* _Problem description_
Would you please copy each line of the data in which the string "label" occurs?

* _Supplied records_
* * * * * * *

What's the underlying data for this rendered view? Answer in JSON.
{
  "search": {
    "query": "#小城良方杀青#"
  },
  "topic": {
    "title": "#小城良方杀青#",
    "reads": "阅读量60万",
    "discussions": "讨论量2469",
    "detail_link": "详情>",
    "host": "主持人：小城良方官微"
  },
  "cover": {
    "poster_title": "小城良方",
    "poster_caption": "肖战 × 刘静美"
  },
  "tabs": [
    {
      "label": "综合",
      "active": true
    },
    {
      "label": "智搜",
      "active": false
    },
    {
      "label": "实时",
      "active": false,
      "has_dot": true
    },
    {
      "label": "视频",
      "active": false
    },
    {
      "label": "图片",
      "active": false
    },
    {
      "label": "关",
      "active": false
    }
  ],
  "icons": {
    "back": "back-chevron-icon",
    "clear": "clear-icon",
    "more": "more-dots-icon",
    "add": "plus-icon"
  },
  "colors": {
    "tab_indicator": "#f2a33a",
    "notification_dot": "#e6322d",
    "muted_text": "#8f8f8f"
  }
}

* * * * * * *

* _Solution_
      "label": "综合",
      "label": "智搜",
      "label": "实时",
      "label": "视频",
      "label": "图片",
      "label": "关",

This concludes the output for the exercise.